21. Oil Politics – The inability of the both the Third Reich and Japan to secure stable oil supplies for their respective war machines contributed to the failure of each of these military forces. Consequently oil politics as a driver for both political economy and industrial production would be highlighted by this truism.
22. The Computer Age – The Code breaking machine driven initiatives at Bletchley Park together with the early computer ENIAC saw their light in World War II. Alan Turing and the Bletchley crowd greatly shortened the war and set in motion the embryonic Information Age.

Sunday, August 16, 2015

My Twenty Two Favourite Art Works

(No Order)
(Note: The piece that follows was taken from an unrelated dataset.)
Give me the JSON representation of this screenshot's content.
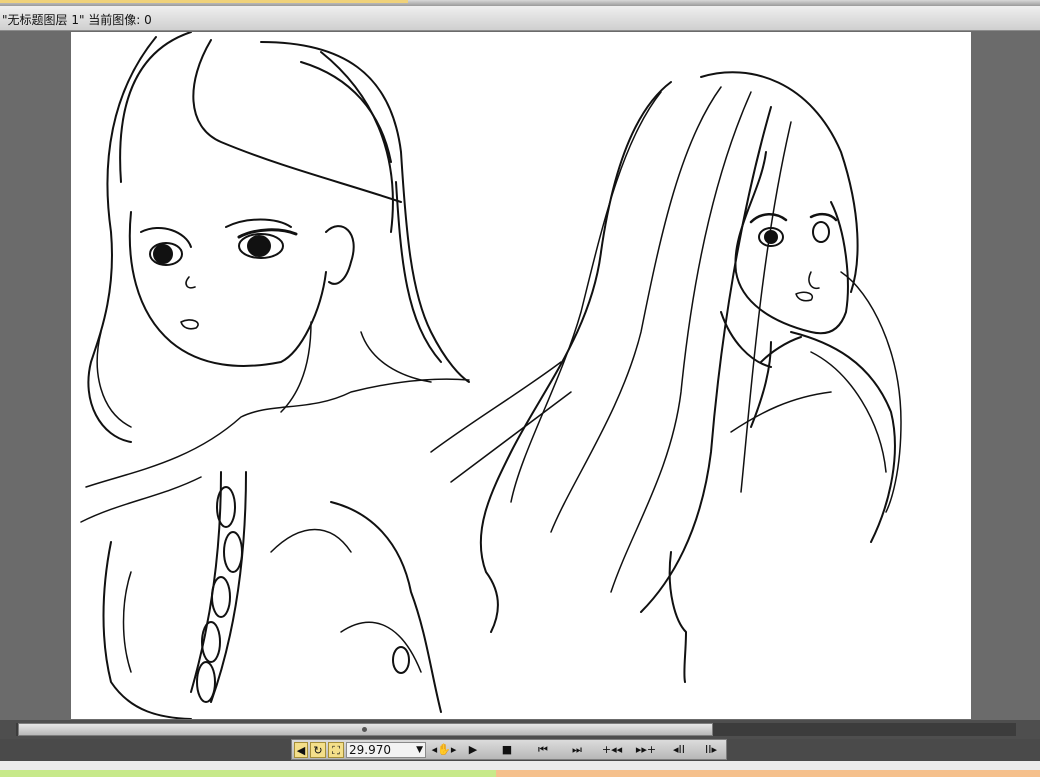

1. Chagall Windows at the Hadassah Medical Center (Chagall)
2. Starry Night (Van Gogh)
3. Libery Leading the People (Delacroix)
4. Tennis Court Oath (David)
5. Ceiling of the Sistine Chapel (Michelangelo)
6. Last Supper (Da Vinci)
7. Persistence of Memory (Dali)
8. Bathers (Cezanne)
9. Luncheon of the Boating Party (Renoir)
10. Salon at the Rue des Moulins (Toulouse lautrec)
11. Guernica (Picasso)
12. The Second of May 1808 (Goya)
13. A Few Small Nips (Kahlo)
14. Women and Birds at Sunrise (Miro)
15. Symbolic Lanscape (Riviera)
16. Coronation of Napoleon (David)
17. Laughing Cavalier (Hals)
18. Dream caused by the Flight of a Bee around a Pomegranate a Second before Wakening up
19. The Models (Seurat)
20. Two Tahitian Women (Gaugin)
21. Night Watch (Rembrandt)
22. Cafe Terrace at Night (Van Gogh)

Saturday, August 15, 2015
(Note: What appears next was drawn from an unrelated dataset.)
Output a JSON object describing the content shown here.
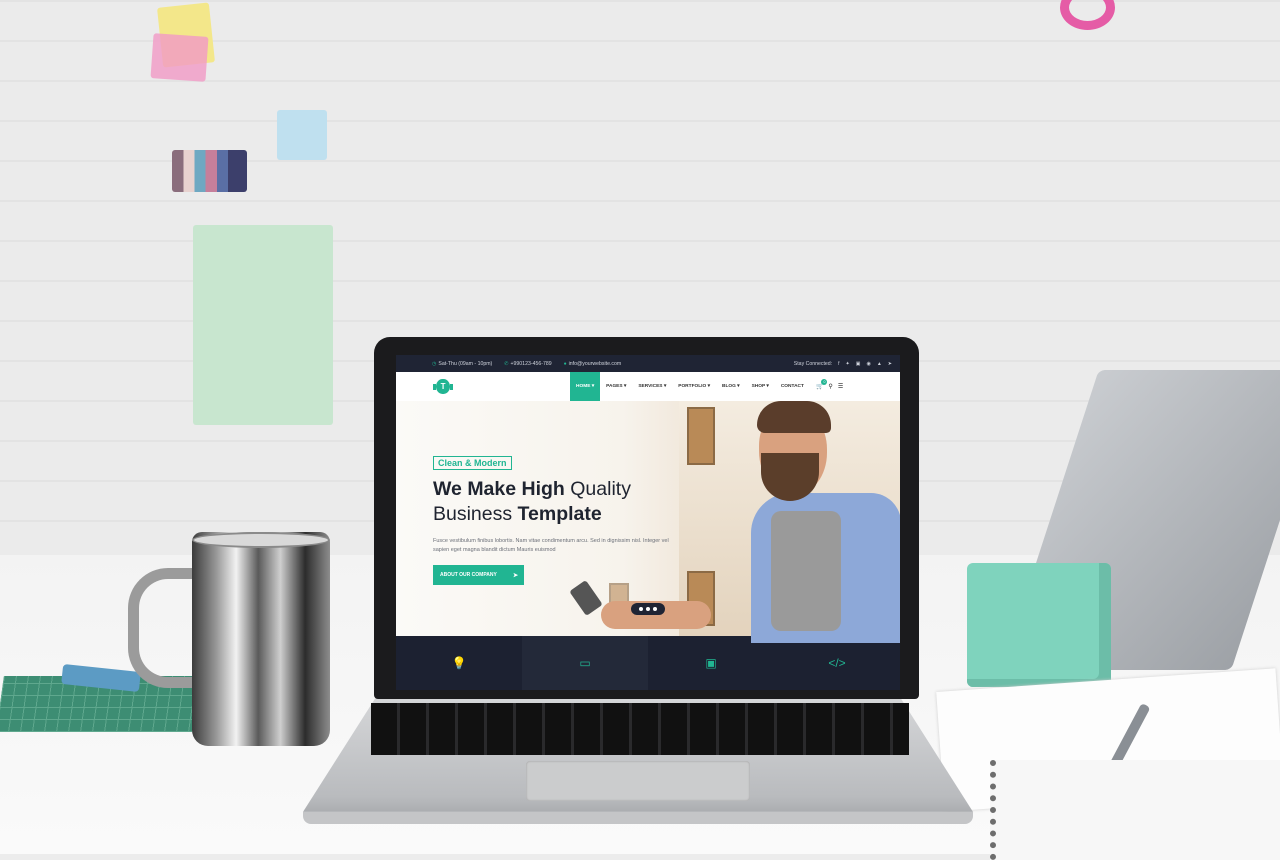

The Election Zoo

There was an insightful article in the Washington Post (reprinted in the National Post) about how the US election in 2016 may evolve into a four-party affair. Both the GOP and the Dems are seeing the establishment being challenged from the base. Donald Trump and Ted Cruz represent this aspect on the Republican front while Bernie Sanders (at least for now) seems to be championing the progressive cause in the Democratic camp.
The last time the US had a genuine four party election was in 1948 (Lyndon LaRouche ...doesn’t count) when my personal favourite Harry Truman triumphed over two other Democrats (Henry Wallace and Strom Thurmond) and a Republican (Thomas Dewey) to take the White House honours. George Wallace ensured a genuine three-party race in 1968 as did Ross Perot in 1992 (and to some extent Ralph Nader in 2000 who appears to have inadvertently swung the election towards Dubya in the millennium year) but for the most party US elections are two-party affairs.
Trump and Cruz appear to be genuine contenders within the GOP fold with Trump the more likely to bolt and run as an Independent should his ego be slighted (which won’t take much). Sanders is gaining momentum in New Hampshire but will probably turn out to be 2016’s version of another leftist who failed to launch, Howard Dean (in 2004). We will wait and see. Perhaps Sanders will go it alone as well.
Nevertheless this all makes for an interesting campaign. If nothing else it will shake up the establishment and enliven what potentially would be another dull Clinton v Bush affair. Its these various side plots that make US politics intriguing to follow from an outsider’s perspective. Who needs paid for entertainment, such as the overblown West Wing or House of Cards, when the real thing in 2016 is shaping up to be more of a no-holes barred circus?